(Website and app data records)
- - -

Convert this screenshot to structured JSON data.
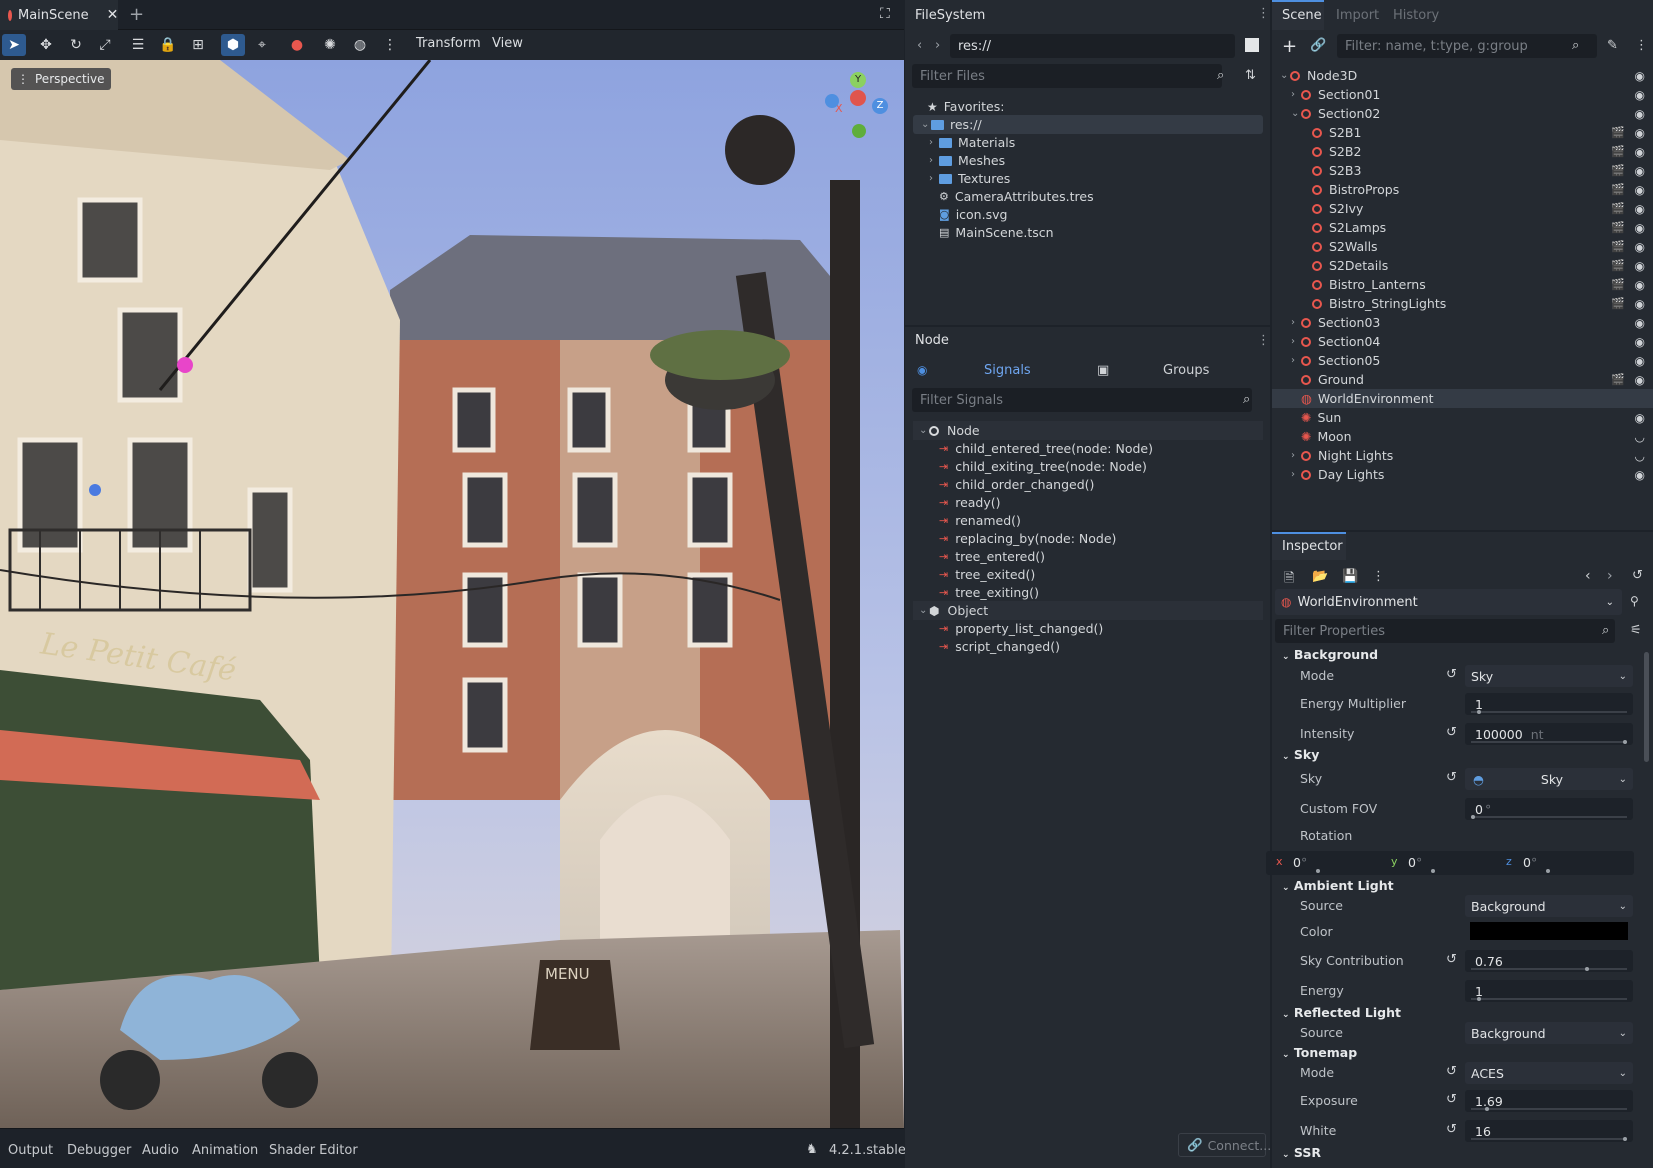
{
  "editor": {
    "scene_tab": "MainScene",
    "menus": {
      "transform": "Transform",
      "view": "View"
    },
    "perspective": "Perspective",
    "bottom_tabs": [
      "Output",
      "Debugger",
      "Audio",
      "Animation",
      "Shader Editor"
    ],
    "version": "4.2.1.stable",
    "gizmo": {
      "y": "Y",
      "x": "X",
      "z": "Z"
    },
    "scene_signs": {
      "cafe": "Le Petit Café",
      "menu": "MENU"
    }
  },
  "filesystem": {
    "title": "FileSystem",
    "path": "res://",
    "filter_placeholder": "Filter Files",
    "favorites": "Favorites:",
    "root": "res://",
    "items": [
      {
        "label": "Materials",
        "kind": "folder"
      },
      {
        "label": "Meshes",
        "kind": "folder"
      },
      {
        "label": "Textures",
        "kind": "folder"
      },
      {
        "label": "CameraAttributes.tres",
        "kind": "res"
      },
      {
        "label": "icon.svg",
        "kind": "img"
      },
      {
        "label": "MainScene.tscn",
        "kind": "scene"
      }
    ]
  },
  "node_panel": {
    "title": "Node",
    "tab_signals": "Signals",
    "tab_groups": "Groups",
    "filter_placeholder": "Filter Signals",
    "node_header": "Node",
    "node_signals": [
      "child_entered_tree(node: Node)",
      "child_exiting_tree(node: Node)",
      "child_order_changed()",
      "ready()",
      "renamed()",
      "replacing_by(node: Node)",
      "tree_entered()",
      "tree_exited()",
      "tree_exiting()"
    ],
    "object_header": "Object",
    "object_signals": [
      "property_list_changed()",
      "script_changed()"
    ],
    "connect": "Connect..."
  },
  "scene_panel": {
    "tabs": [
      "Scene",
      "Import",
      "History"
    ],
    "filter_placeholder": "Filter: name, t:type, g:group",
    "nodes": [
      {
        "label": "Node3D",
        "depth": 0,
        "arrow": "down",
        "clap": false,
        "eye": "on"
      },
      {
        "label": "Section01",
        "depth": 1,
        "arrow": "right",
        "clap": false,
        "eye": "on"
      },
      {
        "label": "Section02",
        "depth": 1,
        "arrow": "down",
        "clap": false,
        "eye": "on"
      },
      {
        "label": "S2B1",
        "depth": 2,
        "arrow": "",
        "clap": true,
        "eye": "on"
      },
      {
        "label": "S2B2",
        "depth": 2,
        "arrow": "",
        "clap": true,
        "eye": "on"
      },
      {
        "label": "S2B3",
        "depth": 2,
        "arrow": "",
        "clap": true,
        "eye": "on"
      },
      {
        "label": "BistroProps",
        "depth": 2,
        "arrow": "",
        "clap": true,
        "eye": "on"
      },
      {
        "label": "S2Ivy",
        "depth": 2,
        "arrow": "",
        "clap": true,
        "eye": "on"
      },
      {
        "label": "S2Lamps",
        "depth": 2,
        "arrow": "",
        "clap": true,
        "eye": "on"
      },
      {
        "label": "S2Walls",
        "depth": 2,
        "arrow": "",
        "clap": true,
        "eye": "on"
      },
      {
        "label": "S2Details",
        "depth": 2,
        "arrow": "",
        "clap": true,
        "eye": "on"
      },
      {
        "label": "Bistro_Lanterns",
        "depth": 2,
        "arrow": "",
        "clap": true,
        "eye": "on"
      },
      {
        "label": "Bistro_StringLights",
        "depth": 2,
        "arrow": "",
        "clap": true,
        "eye": "on"
      },
      {
        "label": "Section03",
        "depth": 1,
        "arrow": "right",
        "clap": false,
        "eye": "on"
      },
      {
        "label": "Section04",
        "depth": 1,
        "arrow": "right",
        "clap": false,
        "eye": "on"
      },
      {
        "label": "Section05",
        "depth": 1,
        "arrow": "right",
        "clap": false,
        "eye": "on"
      },
      {
        "label": "Ground",
        "depth": 1,
        "arrow": "",
        "clap": true,
        "eye": "on"
      },
      {
        "label": "WorldEnvironment",
        "depth": 1,
        "arrow": "",
        "clap": false,
        "eye": "",
        "selected": true,
        "kind": "globe"
      },
      {
        "label": "Sun",
        "depth": 1,
        "arrow": "",
        "clap": false,
        "eye": "on",
        "kind": "light"
      },
      {
        "label": "Moon",
        "depth": 1,
        "arrow": "",
        "clap": false,
        "eye": "off",
        "kind": "light"
      },
      {
        "label": "Night Lights",
        "depth": 1,
        "arrow": "right",
        "clap": false,
        "eye": "off"
      },
      {
        "label": "Day Lights",
        "depth": 1,
        "arrow": "right",
        "clap": false,
        "eye": "on"
      }
    ]
  },
  "inspector": {
    "title": "Inspector",
    "object": "WorldEnvironment",
    "filter_placeholder": "Filter Properties",
    "background": {
      "header": "Background",
      "mode_label": "Mode",
      "mode_value": "Sky",
      "energy_label": "Energy Multiplier",
      "energy_value": "1",
      "intensity_label": "Intensity",
      "intensity_value": "100000",
      "intensity_unit": "nt"
    },
    "sky": {
      "header": "Sky",
      "sky_label": "Sky",
      "sky_value": "Sky",
      "fov_label": "Custom FOV",
      "fov_value": "0",
      "rotation_label": "Rotation",
      "rot_x": "0",
      "rot_y": "0",
      "rot_z": "0",
      "deg": "°",
      "axis_x": "x",
      "axis_y": "y",
      "axis_z": "z"
    },
    "ambient": {
      "header": "Ambient Light",
      "source_label": "Source",
      "source_value": "Background",
      "color_label": "Color",
      "color_value": "#000000",
      "contrib_label": "Sky Contribution",
      "contrib_value": "0.76",
      "energy_label": "Energy",
      "energy_value": "1"
    },
    "reflected": {
      "header": "Reflected Light",
      "source_label": "Source",
      "source_value": "Background"
    },
    "tonemap": {
      "header": "Tonemap",
      "mode_label": "Mode",
      "mode_value": "ACES",
      "exposure_label": "Exposure",
      "exposure_value": "1.69",
      "white_label": "White",
      "white_value": "16"
    },
    "ssr": {
      "header": "SSR"
    }
  },
  "colors": {
    "accent": "#4e8fe0",
    "node_red": "#e8574e",
    "selected_row": "#343b45"
  }
}
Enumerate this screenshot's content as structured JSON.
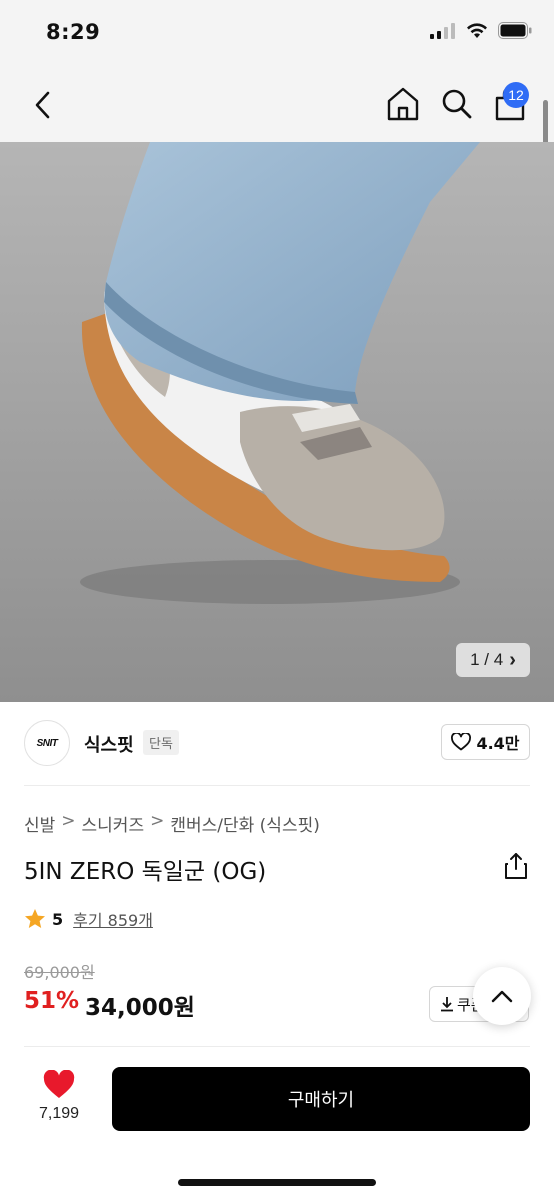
{
  "status_bar": {
    "time": "8:29",
    "icons": [
      "signal-icon",
      "wifi-icon",
      "battery-icon"
    ]
  },
  "nav": {
    "icons": [
      "back-icon",
      "home-icon",
      "search-icon",
      "shopping-bag-icon"
    ],
    "cart_count": "12"
  },
  "image": {
    "counter": "1 / 4",
    "chevron": "›"
  },
  "brand": {
    "logo_text": "SNIT",
    "name": "식스핏",
    "tag": "단독",
    "likes": "4.4만"
  },
  "breadcrumb": [
    "신발",
    "스니커즈",
    "캔버스/단화 (식스핏)"
  ],
  "breadcrumb_separator": ">",
  "product": {
    "title": "5IN ZERO 독일군 (OG)",
    "rating": "5",
    "reviews": "후기 859개"
  },
  "price": {
    "original": "69,000원",
    "discount": "51%",
    "sale": "34,000원",
    "coupon_label": "쿠폰"
  },
  "bottom": {
    "wish_count": "7,199",
    "buy_label": "구매하기"
  },
  "colors": {
    "accent_blue": "#2f6cf5",
    "discount_red": "#e02020",
    "heart_red": "#e8192c",
    "star_orange": "#f5a623",
    "buy_bg": "#000000"
  }
}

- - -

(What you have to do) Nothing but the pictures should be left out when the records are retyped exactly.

(Solution for this exercise)
Convert this screenshot to structured JSON data.
{
  "editor": {
    "scene_tab": "MainScene",
    "menus": {
      "transform": "Transform",
      "view": "View"
    },
    "perspective": "Perspective",
    "bottom_tabs": [
      "Output",
      "Debugger",
      "Audio",
      "Animation",
      "Shader Editor"
    ],
    "version": "4.2.1.stable",
    "gizmo": {
      "y": "Y",
      "x": "X",
      "z": "Z"
    },
    "scene_signs": {
      "cafe": "Le Petit Café",
      "menu": "MENU"
    }
  },
  "filesystem": {
    "title": "FileSystem",
    "path": "res://",
    "filter_placeholder": "Filter Files",
    "favorites": "Favorites:",
    "root": "res://",
    "items": [
      {
        "label": "Materials",
        "kind": "folder"
      },
      {
        "label": "Meshes",
        "kind": "folder"
      },
      {
        "label": "Textures",
        "kind": "folder"
      },
      {
        "label": "CameraAttributes.tres",
        "kind": "res"
      },
      {
        "label": "icon.svg",
        "kind": "img"
      },
      {
        "label": "MainScene.tscn",
        "kind": "scene"
      }
    ]
  },
  "node_panel": {
    "title": "Node",
    "tab_signals": "Signals",
    "tab_groups": "Groups",
    "filter_placeholder": "Filter Signals",
    "node_header": "Node",
    "node_signals": [
      "child_entered_tree(node: Node)",
      "child_exiting_tree(node: Node)",
      "child_order_changed()",
      "ready()",
      "renamed()",
      "replacing_by(node: Node)",
      "tree_entered()",
      "tree_exited()",
      "tree_exiting()"
    ],
    "object_header": "Object",
    "object_signals": [
      "property_list_changed()",
      "script_changed()"
    ],
    "connect": "Connect..."
  },
  "scene_panel": {
    "tabs": [
      "Scene",
      "Import",
      "History"
    ],
    "filter_placeholder": "Filter: name, t:type, g:group",
    "nodes": [
      {
        "label": "Node3D",
        "depth": 0,
        "arrow": "down",
        "clap": false,
        "eye": "on"
      },
      {
        "label": "Section01",
        "depth": 1,
        "arrow": "right",
        "clap": false,
        "eye": "on"
      },
      {
        "label": "Section02",
        "depth": 1,
        "arrow": "down",
        "clap": false,
        "eye": "on"
      },
      {
        "label": "S2B1",
        "depth": 2,
        "arrow": "",
        "clap": true,
        "eye": "on"
      },
      {
        "label": "S2B2",
        "depth": 2,
        "arrow": "",
        "clap": true,
        "eye": "on"
      },
      {
        "label": "S2B3",
        "depth": 2,
        "arrow": "",
        "clap": true,
        "eye": "on"
      },
      {
        "label": "BistroProps",
        "depth": 2,
        "arrow": "",
        "clap": true,
        "eye": "on"
      },
      {
        "label": "S2Ivy",
        "depth": 2,
        "arrow": "",
        "clap": true,
        "eye": "on"
      },
      {
        "label": "S2Lamps",
        "depth": 2,
        "arrow": "",
        "clap": true,
        "eye": "on"
      },
      {
        "label": "S2Walls",
        "depth": 2,
        "arrow": "",
        "clap": true,
        "eye": "on"
      },
      {
        "label": "S2Details",
        "depth": 2,
        "arrow": "",
        "clap": true,
        "eye": "on"
      },
      {
        "label": "Bistro_Lanterns",
        "depth": 2,
        "arrow": "",
        "clap": true,
        "eye": "on"
      },
      {
        "label": "Bistro_StringLights",
        "depth": 2,
        "arrow": "",
        "clap": true,
        "eye": "on"
      },
      {
        "label": "Section03",
        "depth": 1,
        "arrow": "right",
        "clap": false,
        "eye": "on"
      },
      {
        "label": "Section04",
        "depth": 1,
        "arrow": "right",
        "clap": false,
        "eye": "on"
      },
      {
        "label": "Section05",
        "depth": 1,
        "arrow": "right",
        "clap": false,
        "eye": "on"
      },
      {
        "label": "Ground",
        "depth": 1,
        "arrow": "",
        "clap": true,
        "eye": "on"
      },
      {
        "label": "WorldEnvironment",
        "depth": 1,
        "arrow": "",
        "clap": false,
        "eye": "",
        "selected": true,
        "kind": "globe"
      },
      {
        "label": "Sun",
        "depth": 1,
        "arrow": "",
        "clap": false,
        "eye": "on",
        "kind": "light"
      },
      {
        "label": "Moon",
        "depth": 1,
        "arrow": "",
        "clap": false,
        "eye": "off",
        "kind": "light"
      },
      {
        "label": "Night Lights",
        "depth": 1,
        "arrow": "right",
        "clap": false,
        "eye": "off"
      },
      {
        "label": "Day Lights",
        "depth": 1,
        "arrow": "right",
        "clap": false,
        "eye": "on"
      }
    ]
  },
  "inspector": {
    "title": "Inspector",
    "object": "WorldEnvironment",
    "filter_placeholder": "Filter Properties",
    "background": {
      "header": "Background",
      "mode_label": "Mode",
      "mode_value": "Sky",
      "energy_label": "Energy Multiplier",
      "energy_value": "1",
      "intensity_label": "Intensity",
      "intensity_value": "100000",
      "intensity_unit": "nt"
    },
    "sky": {
      "header": "Sky",
      "sky_label": "Sky",
      "sky_value": "Sky",
      "fov_label": "Custom FOV",
      "fov_value": "0",
      "rotation_label": "Rotation",
      "rot_x": "0",
      "rot_y": "0",
      "rot_z": "0",
      "deg": "°",
      "axis_x": "x",
      "axis_y": "y",
      "axis_z": "z"
    },
    "ambient": {
      "header": "Ambient Light",
      "source_label": "Source",
      "source_value": "Background",
      "color_label": "Color",
      "color_value": "#000000",
      "contrib_label": "Sky Contribution",
      "contrib_value": "0.76",
      "energy_label": "Energy",
      "energy_value": "1"
    },
    "reflected": {
      "header": "Reflected Light",
      "source_label": "Source",
      "source_value": "Background"
    },
    "tonemap": {
      "header": "Tonemap",
      "mode_label": "Mode",
      "mode_value": "ACES",
      "exposure_label": "Exposure",
      "exposure_value": "1.69",
      "white_label": "White",
      "white_value": "16"
    },
    "ssr": {
      "header": "SSR"
    }
  },
  "colors": {
    "accent": "#4e8fe0",
    "node_red": "#e8574e",
    "selected_row": "#343b45"
  }
}
Enumerate this screenshot's content as structured JSON.
{
  "status_bar": {
    "time": "8:29",
    "icons": [
      "signal-icon",
      "wifi-icon",
      "battery-icon"
    ]
  },
  "nav": {
    "icons": [
      "back-icon",
      "home-icon",
      "search-icon",
      "shopping-bag-icon"
    ],
    "cart_count": "12"
  },
  "image": {
    "counter": "1 / 4",
    "chevron": "›"
  },
  "brand": {
    "logo_text": "SNIT",
    "name": "식스핏",
    "tag": "단독",
    "likes": "4.4만"
  },
  "breadcrumb": [
    "신발",
    "스니커즈",
    "캔버스/단화 (식스핏)"
  ],
  "breadcrumb_separator": ">",
  "product": {
    "title": "5IN ZERO 독일군 (OG)",
    "rating": "5",
    "reviews": "후기 859개"
  },
  "price": {
    "original": "69,000원",
    "discount": "51%",
    "sale": "34,000원",
    "coupon_label": "쿠폰"
  },
  "bottom": {
    "wish_count": "7,199",
    "buy_label": "구매하기"
  },
  "colors": {
    "accent_blue": "#2f6cf5",
    "discount_red": "#e02020",
    "heart_red": "#e8192c",
    "star_orange": "#f5a623",
    "buy_bg": "#000000"
  }
}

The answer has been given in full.